Children of parents with depression exhibit neural abnormalities in reward processing. Examining contributions of parenting could provide insight into the development of these abnormalities and the etiology of depression. We evaluated whether early parenting moderates the effects of parental depression on a neural measure of reward and loss processing in mid- to late childhood. Parenting was assessed when children were preschoolers. At age 9, children completed an event-related potential assessment, and the feedback negativity (FN) was measured following rewards and losses (N = 344). Maternal authoritative parenting moderated the effect of maternal depression; among offspring of mothers with histories of depression, low authoritative parenting predicted a blunted FN. Observed maternal positive parenting interacted with paternal depression in a comparable manner, indicating that maternal parenting may buffer the effects of paternal depression. Early parenting may be important in shaping the neural systems involved in reward processing among children at high risk for depression.

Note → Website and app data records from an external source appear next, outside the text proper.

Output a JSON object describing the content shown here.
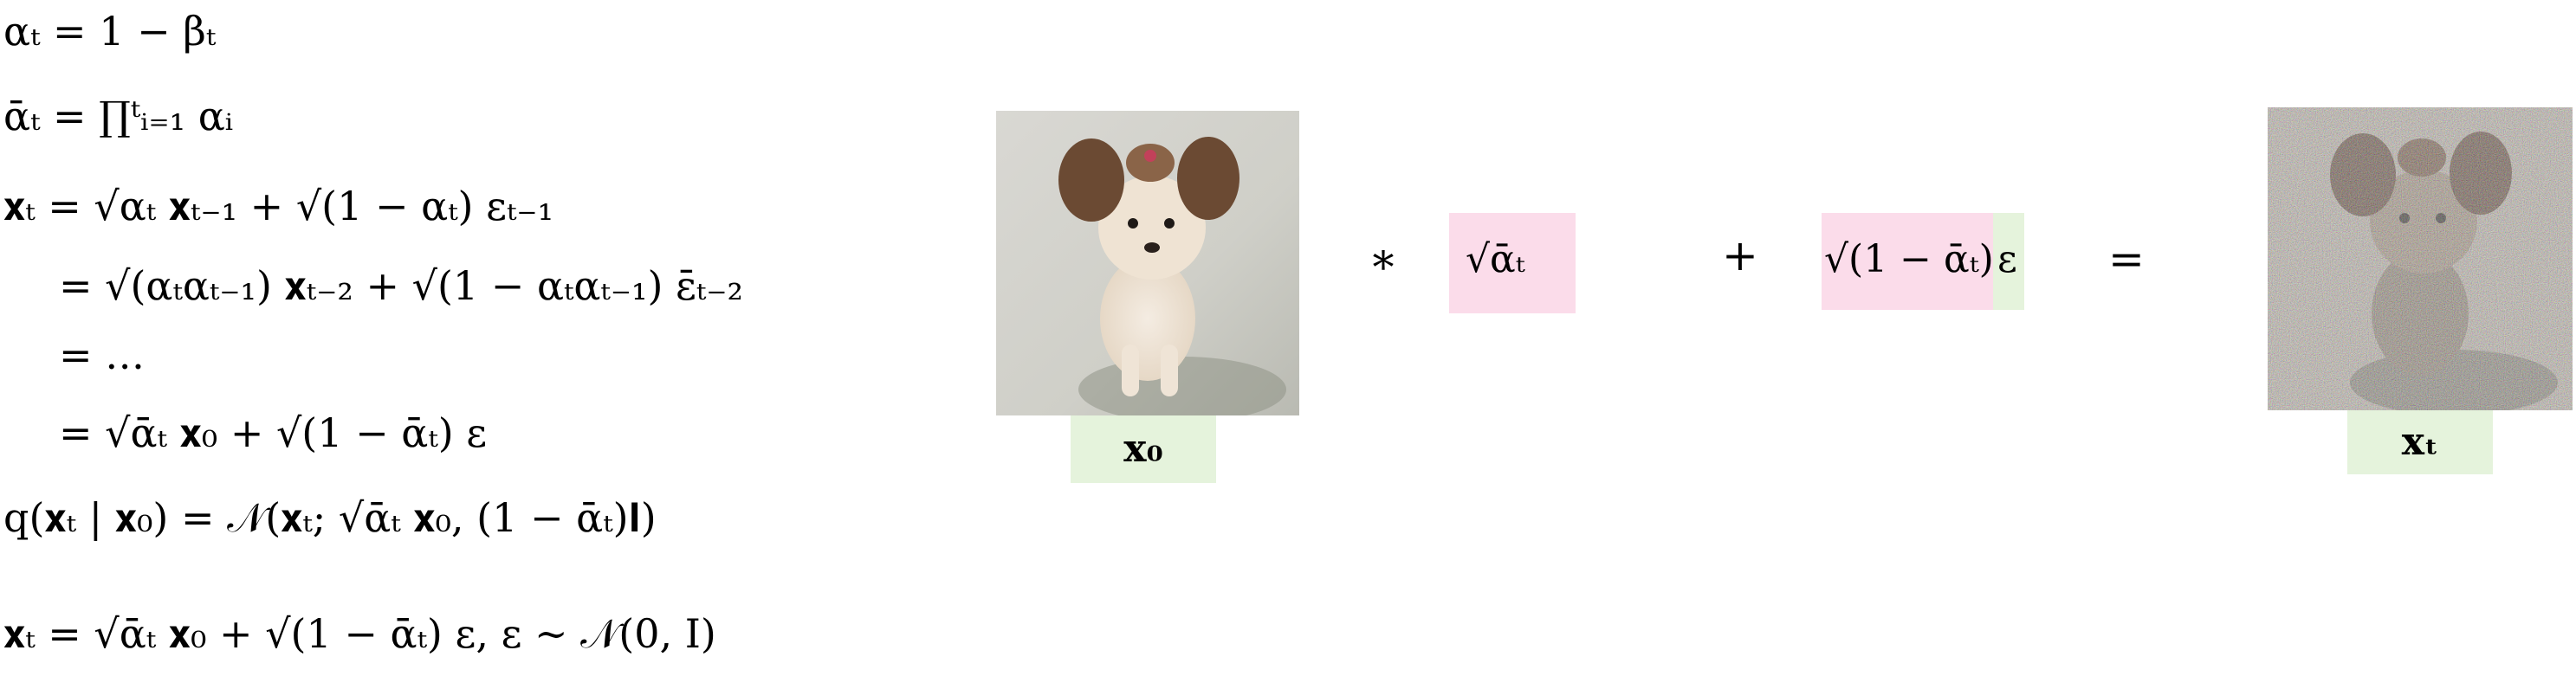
{
  "equations": [
    "αₜ = 1 − βₜ",
    "ᾱₜ = ∏ᵗᵢ₌₁ αᵢ",
    "𝐱ₜ = √αₜ 𝐱ₜ₋₁ + √(1 − αₜ) εₜ₋₁",
    "= √(αₜαₜ₋₁) 𝐱ₜ₋₂ + √(1 − αₜαₜ₋₁) ε̄ₜ₋₂",
    "= …",
    "= √ᾱₜ 𝐱₀ + √(1 − ᾱₜ) ε",
    "q(𝐱ₜ | 𝐱₀) = 𝒩(𝐱ₜ; √ᾱₜ 𝐱₀, (1 − ᾱₜ)𝐈)",
    "𝐱ₜ = √ᾱₜ 𝐱₀ + √(1 − ᾱₜ) ε, ε ∼ 𝒩(0, I)"
  ],
  "diagram": {
    "input_label": "𝐱₀",
    "output_label": "𝐱ₜ",
    "op_multiply": "∗",
    "op_plus": "+",
    "op_equals": "=",
    "scale_term": "√ᾱₜ",
    "noise_term_sqrt": "√(1 − ᾱₜ)",
    "noise_term_eps": "ε"
  },
  "colors": {
    "pink": "#fbdcea",
    "green": "#e5f3dc"
  }
}
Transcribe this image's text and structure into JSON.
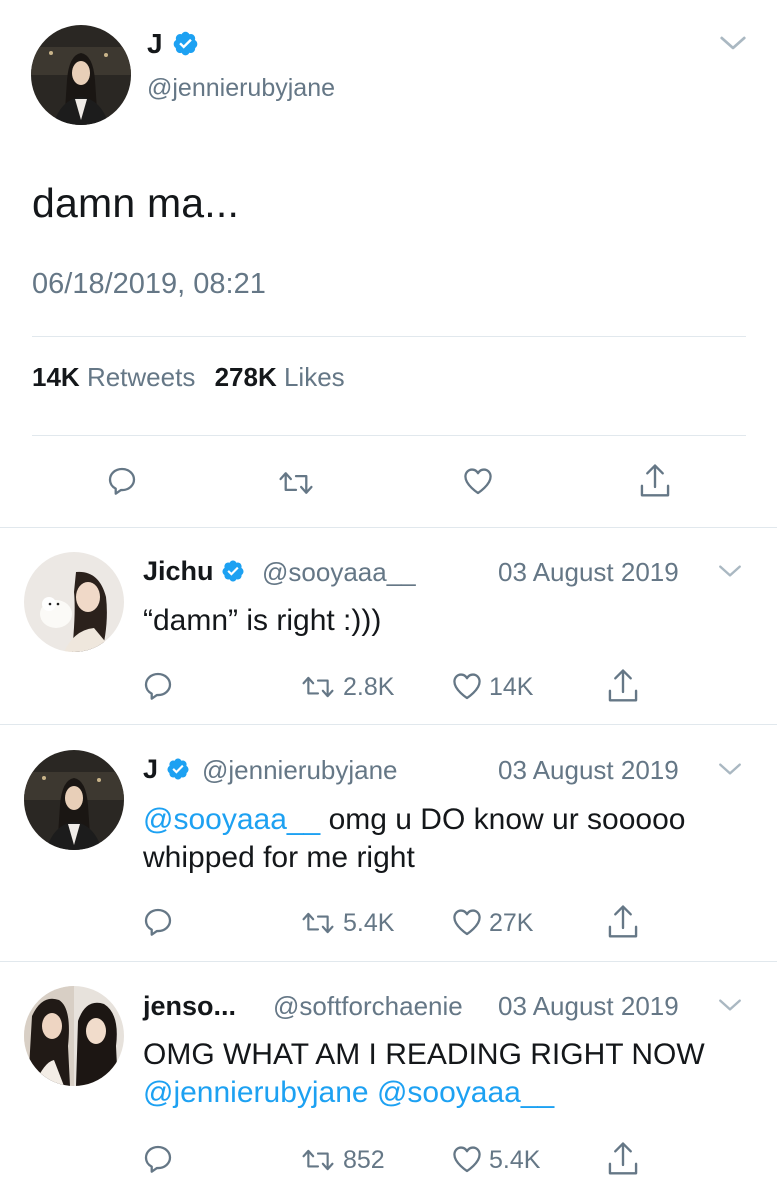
{
  "main_tweet": {
    "name": "J",
    "handle": "@jennierubyjane",
    "text": "damn ma...",
    "timestamp": "06/18/2019, 08:21",
    "retweets_count": "14K",
    "retweets_label": "Retweets",
    "likes_count": "278K",
    "likes_label": "Likes"
  },
  "replies": [
    {
      "name": "Jichu",
      "handle": "@sooyaaa__",
      "date": "03 August 2019",
      "text": "“damn” is right :)))",
      "retweets": "2.8K",
      "likes": "14K"
    },
    {
      "name": "J",
      "handle": "@jennierubyjane",
      "date": "03 August 2019",
      "mention": "@sooyaaa__",
      "text": " omg u DO know ur sooooo whipped for me right",
      "retweets": "5.4K",
      "likes": "27K"
    },
    {
      "name": "jenso...",
      "handle": "@softforchaenie",
      "date": "03 August 2019",
      "text": "OMG WHAT AM I READING RIGHT NOW",
      "mention_1": "@jennierubyjane",
      "mention_2": "@sooyaaa__",
      "retweets": "852",
      "likes": "5.4K"
    }
  ],
  "colors": {
    "accent": "#1da1f2",
    "text": "#14171a",
    "secondary": "#657786",
    "divider": "#e1e8ed"
  },
  "icons": [
    "verified-badge-icon",
    "chevron-down-icon",
    "reply-icon",
    "retweet-icon",
    "like-icon",
    "share-icon"
  ]
}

All Science Journal Classification (ASJC) codes
- Clinical Psychology